I saw today that Ebsco support has added a Search Box Builder [Update July 2009: here’s an updated link directly to the tool] for those interested in creating a search box widget for Ebscohost databases that can be dropped into any webpage. The builder form asks you to enter a variety of parameters and then generates code that you can copy and paste into your site.

To construct your form you will need to:

  • select which Ebscohost databases are to be searched
  • enter proxy server information (if any)
  • choose search limit options (full text, scholarly journals, etc.)
  • select a style from the style gallery (three choices)

That’s it. For libraries that maintain a substantial collection of Ebsco databases, I can see this tool being used to create subject-specific search forms that can be placed on “research by subject” pages on a library site.  Here’s a full text search box for two databases at my library, Academic Search Premier and MasterFILE Premier.  [May not work if you’re at home or if your institution does not subscribe to these two databases]

Ebsco improves RSS features

Generating RSS feeds from Ebsco database search results just got easier. Now all you need to do is click the “Create alert for this search” link after running a search to generate a feed to the results. Ebsco search results

The feed URL will display in a little popup window
Feed window and can then be taken to the feed reader of your choice.

Any limiting options that are set during the initial search (full text, peer reviewed, etc.) will carry over into the results displayed in the feed list. Ebsco has vastly improved this Ebscohost feature (although I wish the feed title could be edited.)

RSS tools galore

Mashable recently posted an “Ultimate RSS Toolbox” article that describes over 120 RSS-related viewers and utilities. I’m glad to see so many resources available that allow people to customize how they want their information delivered. My favorite viewer is the Sage plugin for Firefox. I like having the ability to jump directly to articles/posts and viewing them in my browser. The standalone readers I’ve tried either had an integrated browser or required me to jump back and forth from reader to browser.

Library vendors such as Ebsco are finally coming around and making steps in the RSS direction. Although the process in its current form is a bit cumbersome, users can extract customized feeds that show things such as search results or table of contents.
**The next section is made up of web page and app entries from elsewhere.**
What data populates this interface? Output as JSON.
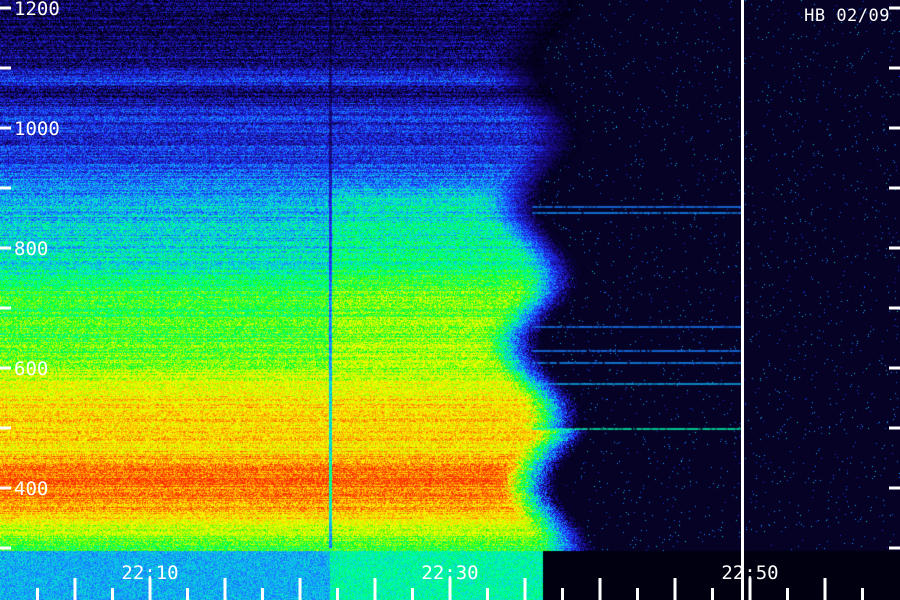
{
  "station_label": "HB 02/09",
  "chart_data": {
    "type": "heatmap",
    "title": "",
    "xlabel": "",
    "ylabel": "",
    "colormap": [
      "#000010",
      "#1a0a8c",
      "#1e32ff",
      "#14a0ff",
      "#00ffb4",
      "#00ff28",
      "#b4ff00",
      "#ffff00",
      "#ffa000",
      "#ff2800"
    ],
    "x_axis": {
      "unit": "time",
      "range": [
        "22:03",
        "22:56"
      ],
      "ticks": [
        {
          "value": "22:10",
          "label": "22:10"
        },
        {
          "value": "22:30",
          "label": "22:30"
        },
        {
          "value": "22:50",
          "label": "22:50"
        }
      ],
      "minor_tick_interval_minutes": 5
    },
    "y_axis": {
      "unit": "Hz",
      "range": [
        280,
        1200
      ],
      "ticks": [
        {
          "value": 400,
          "label": "400"
        },
        {
          "value": 600,
          "label": "600"
        },
        {
          "value": 800,
          "label": "800"
        },
        {
          "value": 1000,
          "label": "1000"
        },
        {
          "value": 1200,
          "label": "1200"
        }
      ],
      "minor_tick_interval": 100
    },
    "cursor_line_time": "22:49.5",
    "data_gap_time": "22:22",
    "emission_end_time": "22:35.5",
    "intensity_profile_hz": [
      {
        "freq": 300,
        "level": 0.55
      },
      {
        "freq": 330,
        "level": 0.7
      },
      {
        "freq": 380,
        "level": 0.92
      },
      {
        "freq": 420,
        "level": 0.95
      },
      {
        "freq": 470,
        "level": 0.8
      },
      {
        "freq": 520,
        "level": 0.82
      },
      {
        "freq": 560,
        "level": 0.78
      },
      {
        "freq": 620,
        "level": 0.62
      },
      {
        "freq": 660,
        "level": 0.58
      },
      {
        "freq": 720,
        "level": 0.56
      },
      {
        "freq": 780,
        "level": 0.42
      },
      {
        "freq": 830,
        "level": 0.38
      },
      {
        "freq": 880,
        "level": 0.35
      },
      {
        "freq": 930,
        "level": 0.25
      },
      {
        "freq": 980,
        "level": 0.18
      },
      {
        "freq": 1030,
        "level": 0.2
      },
      {
        "freq": 1060,
        "level": 0.05
      },
      {
        "freq": 1080,
        "level": 0.22
      },
      {
        "freq": 1100,
        "level": 0.12
      },
      {
        "freq": 1150,
        "level": 0.06
      },
      {
        "freq": 1200,
        "level": 0.05
      }
    ],
    "discrete_lines_hz": [
      {
        "freq": 500,
        "start": "22:35.5",
        "end": "22:49.5",
        "level": 0.45
      },
      {
        "freq": 575,
        "start": "22:35.5",
        "end": "22:49.5",
        "level": 0.35
      },
      {
        "freq": 610,
        "start": "22:35.5",
        "end": "22:49.5",
        "level": 0.32
      },
      {
        "freq": 630,
        "start": "22:35.5",
        "end": "22:49.5",
        "level": 0.3
      },
      {
        "freq": 670,
        "start": "22:35.5",
        "end": "22:49.5",
        "level": 0.3
      },
      {
        "freq": 860,
        "start": "22:35.5",
        "end": "22:49.5",
        "level": 0.32
      },
      {
        "freq": 870,
        "start": "22:35.5",
        "end": "22:49.5",
        "level": 0.3
      }
    ]
  }
}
Below is a table of contents feed for College and Research Libraries, a journal published by the Association of College & Research Libraries. [In order to view these articles you’ll need to be at an institution that subscribes to Ebsco’s Academic Search Premier database]: